* **Description of the task**: In the material below, how many lines contain the string "photo"? Reply with the number only.

* **Data supplied**:

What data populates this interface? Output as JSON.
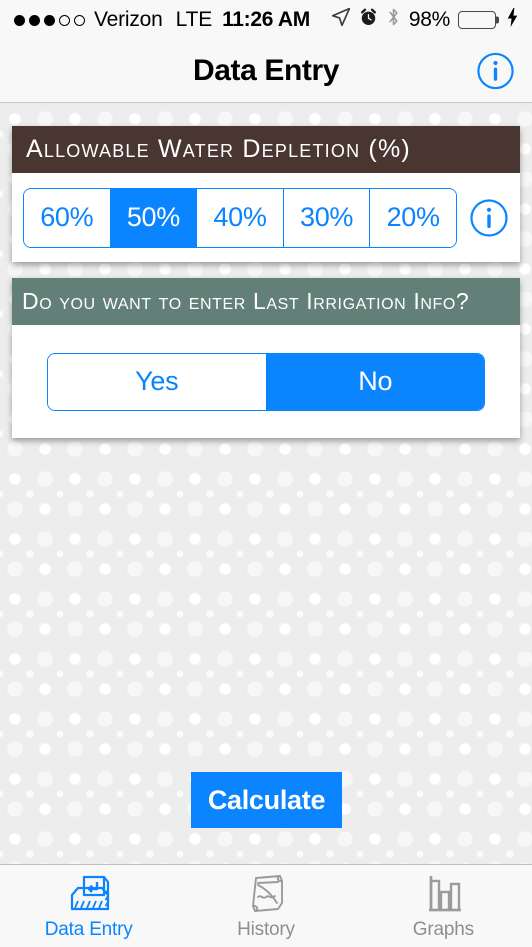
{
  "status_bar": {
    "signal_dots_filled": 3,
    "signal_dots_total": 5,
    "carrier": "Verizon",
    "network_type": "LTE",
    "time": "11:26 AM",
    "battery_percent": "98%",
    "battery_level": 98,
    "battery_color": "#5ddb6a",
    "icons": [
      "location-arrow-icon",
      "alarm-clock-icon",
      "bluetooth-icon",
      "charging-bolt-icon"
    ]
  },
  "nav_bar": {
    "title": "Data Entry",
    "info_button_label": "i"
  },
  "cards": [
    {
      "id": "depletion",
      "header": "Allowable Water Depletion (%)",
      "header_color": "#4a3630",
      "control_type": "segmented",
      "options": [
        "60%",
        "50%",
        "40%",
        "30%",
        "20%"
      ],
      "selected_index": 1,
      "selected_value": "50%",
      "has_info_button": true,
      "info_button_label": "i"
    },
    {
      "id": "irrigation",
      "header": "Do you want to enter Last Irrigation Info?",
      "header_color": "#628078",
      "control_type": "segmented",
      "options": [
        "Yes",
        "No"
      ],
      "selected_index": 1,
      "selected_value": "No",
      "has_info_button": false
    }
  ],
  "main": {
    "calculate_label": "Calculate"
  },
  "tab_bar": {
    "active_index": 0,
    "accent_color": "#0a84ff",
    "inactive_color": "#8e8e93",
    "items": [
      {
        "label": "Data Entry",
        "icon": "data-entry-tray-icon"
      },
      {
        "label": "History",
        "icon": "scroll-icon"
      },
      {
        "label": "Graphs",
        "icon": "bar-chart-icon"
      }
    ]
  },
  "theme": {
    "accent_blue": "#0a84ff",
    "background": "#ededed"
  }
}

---

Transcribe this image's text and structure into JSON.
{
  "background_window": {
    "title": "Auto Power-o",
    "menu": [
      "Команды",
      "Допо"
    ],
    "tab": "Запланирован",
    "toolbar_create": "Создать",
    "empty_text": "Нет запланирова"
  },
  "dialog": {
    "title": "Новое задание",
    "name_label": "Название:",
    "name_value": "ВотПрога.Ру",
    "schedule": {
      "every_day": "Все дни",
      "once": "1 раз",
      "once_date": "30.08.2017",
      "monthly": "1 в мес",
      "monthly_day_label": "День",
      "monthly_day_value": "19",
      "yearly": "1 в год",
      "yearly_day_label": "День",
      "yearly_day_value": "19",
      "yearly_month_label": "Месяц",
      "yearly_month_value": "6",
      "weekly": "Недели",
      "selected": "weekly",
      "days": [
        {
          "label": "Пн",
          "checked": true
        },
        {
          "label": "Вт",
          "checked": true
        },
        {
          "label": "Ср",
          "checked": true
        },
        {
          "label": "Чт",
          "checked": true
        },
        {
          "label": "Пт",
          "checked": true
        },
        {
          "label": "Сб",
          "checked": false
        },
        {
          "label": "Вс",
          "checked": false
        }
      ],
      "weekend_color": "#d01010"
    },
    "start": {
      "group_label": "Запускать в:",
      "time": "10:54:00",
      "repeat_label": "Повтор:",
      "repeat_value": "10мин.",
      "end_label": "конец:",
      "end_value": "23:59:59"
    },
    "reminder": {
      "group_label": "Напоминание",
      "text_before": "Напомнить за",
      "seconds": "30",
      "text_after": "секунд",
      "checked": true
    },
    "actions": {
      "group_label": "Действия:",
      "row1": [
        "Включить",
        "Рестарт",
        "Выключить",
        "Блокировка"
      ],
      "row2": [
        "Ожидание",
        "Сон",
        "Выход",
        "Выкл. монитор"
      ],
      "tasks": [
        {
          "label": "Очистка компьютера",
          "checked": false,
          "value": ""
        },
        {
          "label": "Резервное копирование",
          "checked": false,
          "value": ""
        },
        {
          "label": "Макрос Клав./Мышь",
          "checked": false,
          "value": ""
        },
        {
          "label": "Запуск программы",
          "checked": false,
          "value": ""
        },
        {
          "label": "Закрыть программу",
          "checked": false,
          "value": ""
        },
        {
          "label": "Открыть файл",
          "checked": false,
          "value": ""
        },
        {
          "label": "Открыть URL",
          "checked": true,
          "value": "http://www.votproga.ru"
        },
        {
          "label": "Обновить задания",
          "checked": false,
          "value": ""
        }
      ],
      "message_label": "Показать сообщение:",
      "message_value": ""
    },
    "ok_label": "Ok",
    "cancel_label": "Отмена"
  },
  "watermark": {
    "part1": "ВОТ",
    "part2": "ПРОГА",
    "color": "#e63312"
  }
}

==

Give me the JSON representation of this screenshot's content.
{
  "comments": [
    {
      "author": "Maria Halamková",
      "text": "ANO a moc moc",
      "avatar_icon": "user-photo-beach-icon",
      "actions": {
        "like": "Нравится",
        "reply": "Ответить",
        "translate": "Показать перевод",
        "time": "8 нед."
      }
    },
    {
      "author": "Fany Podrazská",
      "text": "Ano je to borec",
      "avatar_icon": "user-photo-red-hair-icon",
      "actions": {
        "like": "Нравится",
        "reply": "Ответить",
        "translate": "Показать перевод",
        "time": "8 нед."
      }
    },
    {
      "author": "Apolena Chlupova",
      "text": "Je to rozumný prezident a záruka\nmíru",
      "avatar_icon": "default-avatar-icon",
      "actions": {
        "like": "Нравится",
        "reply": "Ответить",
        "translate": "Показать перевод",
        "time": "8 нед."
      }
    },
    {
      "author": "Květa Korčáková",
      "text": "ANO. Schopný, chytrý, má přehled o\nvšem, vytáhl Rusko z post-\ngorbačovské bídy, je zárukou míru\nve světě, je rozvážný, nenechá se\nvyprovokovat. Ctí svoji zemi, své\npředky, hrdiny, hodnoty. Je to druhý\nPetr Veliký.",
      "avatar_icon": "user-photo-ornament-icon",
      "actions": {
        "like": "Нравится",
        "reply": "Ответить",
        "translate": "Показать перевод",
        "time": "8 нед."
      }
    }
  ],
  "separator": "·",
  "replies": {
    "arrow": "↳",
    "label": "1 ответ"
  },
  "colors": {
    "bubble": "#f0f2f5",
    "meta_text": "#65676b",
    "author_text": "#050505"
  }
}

* **Exercise result**: 3